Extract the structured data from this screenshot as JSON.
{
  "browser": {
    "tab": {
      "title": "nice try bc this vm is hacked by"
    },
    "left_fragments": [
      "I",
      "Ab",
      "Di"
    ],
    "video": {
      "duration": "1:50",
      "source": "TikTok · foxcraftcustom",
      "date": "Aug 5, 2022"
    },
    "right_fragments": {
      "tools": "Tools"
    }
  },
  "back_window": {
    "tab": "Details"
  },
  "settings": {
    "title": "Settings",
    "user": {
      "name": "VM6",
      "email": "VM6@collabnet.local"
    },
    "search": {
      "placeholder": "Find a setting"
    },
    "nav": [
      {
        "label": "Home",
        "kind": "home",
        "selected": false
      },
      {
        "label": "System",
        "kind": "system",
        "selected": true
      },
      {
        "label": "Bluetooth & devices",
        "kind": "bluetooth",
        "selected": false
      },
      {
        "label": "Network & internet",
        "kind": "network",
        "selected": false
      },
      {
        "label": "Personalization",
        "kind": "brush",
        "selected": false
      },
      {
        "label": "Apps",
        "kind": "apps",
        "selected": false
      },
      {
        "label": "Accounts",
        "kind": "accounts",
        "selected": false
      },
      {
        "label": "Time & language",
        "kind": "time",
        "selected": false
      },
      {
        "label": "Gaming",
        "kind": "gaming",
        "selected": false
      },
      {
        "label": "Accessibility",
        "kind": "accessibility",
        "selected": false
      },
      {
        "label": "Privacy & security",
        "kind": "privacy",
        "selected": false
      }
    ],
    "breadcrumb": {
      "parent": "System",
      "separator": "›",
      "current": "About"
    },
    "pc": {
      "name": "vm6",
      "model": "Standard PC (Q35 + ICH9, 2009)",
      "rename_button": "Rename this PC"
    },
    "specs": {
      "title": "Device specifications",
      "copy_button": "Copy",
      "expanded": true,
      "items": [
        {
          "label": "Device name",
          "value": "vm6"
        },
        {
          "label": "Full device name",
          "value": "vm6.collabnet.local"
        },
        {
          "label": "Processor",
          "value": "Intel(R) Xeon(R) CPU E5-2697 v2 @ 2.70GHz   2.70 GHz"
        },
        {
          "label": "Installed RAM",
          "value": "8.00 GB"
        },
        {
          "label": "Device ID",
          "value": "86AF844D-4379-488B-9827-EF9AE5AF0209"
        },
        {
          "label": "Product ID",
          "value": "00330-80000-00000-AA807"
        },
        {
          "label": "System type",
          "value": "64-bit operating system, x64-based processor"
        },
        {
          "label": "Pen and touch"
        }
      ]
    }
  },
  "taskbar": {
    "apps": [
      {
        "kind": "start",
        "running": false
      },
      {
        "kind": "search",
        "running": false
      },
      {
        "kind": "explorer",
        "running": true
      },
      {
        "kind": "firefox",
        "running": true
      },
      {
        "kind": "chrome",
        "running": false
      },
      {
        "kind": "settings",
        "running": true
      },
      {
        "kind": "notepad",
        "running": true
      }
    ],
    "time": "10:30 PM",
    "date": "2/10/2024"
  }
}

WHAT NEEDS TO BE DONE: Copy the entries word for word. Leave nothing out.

OUTPUT OF THE TASK:
Extract the structured data from this screenshot as JSON.
{
  "browser": {
    "tab": {
      "title": "nice try bc this vm is hacked by"
    },
    "left_fragments": [
      "I",
      "Ab",
      "Di"
    ],
    "video": {
      "duration": "1:50",
      "source": "TikTok · foxcraftcustom",
      "date": "Aug 5, 2022"
    },
    "right_fragments": {
      "tools": "Tools"
    }
  },
  "back_window": {
    "tab": "Details"
  },
  "settings": {
    "title": "Settings",
    "user": {
      "name": "VM6",
      "email": "VM6@collabnet.local"
    },
    "search": {
      "placeholder": "Find a setting"
    },
    "nav": [
      {
        "label": "Home",
        "kind": "home",
        "selected": false
      },
      {
        "label": "System",
        "kind": "system",
        "selected": true
      },
      {
        "label": "Bluetooth & devices",
        "kind": "bluetooth",
        "selected": false
      },
      {
        "label": "Network & internet",
        "kind": "network",
        "selected": false
      },
      {
        "label": "Personalization",
        "kind": "brush",
        "selected": false
      },
      {
        "label": "Apps",
        "kind": "apps",
        "selected": false
      },
      {
        "label": "Accounts",
        "kind": "accounts",
        "selected": false
      },
      {
        "label": "Time & language",
        "kind": "time",
        "selected": false
      },
      {
        "label": "Gaming",
        "kind": "gaming",
        "selected": false
      },
      {
        "label": "Accessibility",
        "kind": "accessibility",
        "selected": false
      },
      {
        "label": "Privacy & security",
        "kind": "privacy",
        "selected": false
      }
    ],
    "breadcrumb": {
      "parent": "System",
      "separator": "›",
      "current": "About"
    },
    "pc": {
      "name": "vm6",
      "model": "Standard PC (Q35 + ICH9, 2009)",
      "rename_button": "Rename this PC"
    },
    "specs": {
      "title": "Device specifications",
      "copy_button": "Copy",
      "expanded": true,
      "items": [
        {
          "label": "Device name",
          "value": "vm6"
        },
        {
          "label": "Full device name",
          "value": "vm6.collabnet.local"
        },
        {
          "label": "Processor",
          "value": "Intel(R) Xeon(R) CPU E5-2697 v2 @ 2.70GHz   2.70 GHz"
        },
        {
          "label": "Installed RAM",
          "value": "8.00 GB"
        },
        {
          "label": "Device ID",
          "value": "86AF844D-4379-488B-9827-EF9AE5AF0209"
        },
        {
          "label": "Product ID",
          "value": "00330-80000-00000-AA807"
        },
        {
          "label": "System type",
          "value": "64-bit operating system, x64-based processor"
        },
        {
          "label": "Pen and touch"
        }
      ]
    }
  },
  "taskbar": {
    "apps": [
      {
        "kind": "start",
        "running": false
      },
      {
        "kind": "search",
        "running": false
      },
      {
        "kind": "explorer",
        "running": true
      },
      {
        "kind": "firefox",
        "running": true
      },
      {
        "kind": "chrome",
        "running": false
      },
      {
        "kind": "settings",
        "running": true
      },
      {
        "kind": "notepad",
        "running": true
      }
    ],
    "time": "10:30 PM",
    "date": "2/10/2024"
  }
}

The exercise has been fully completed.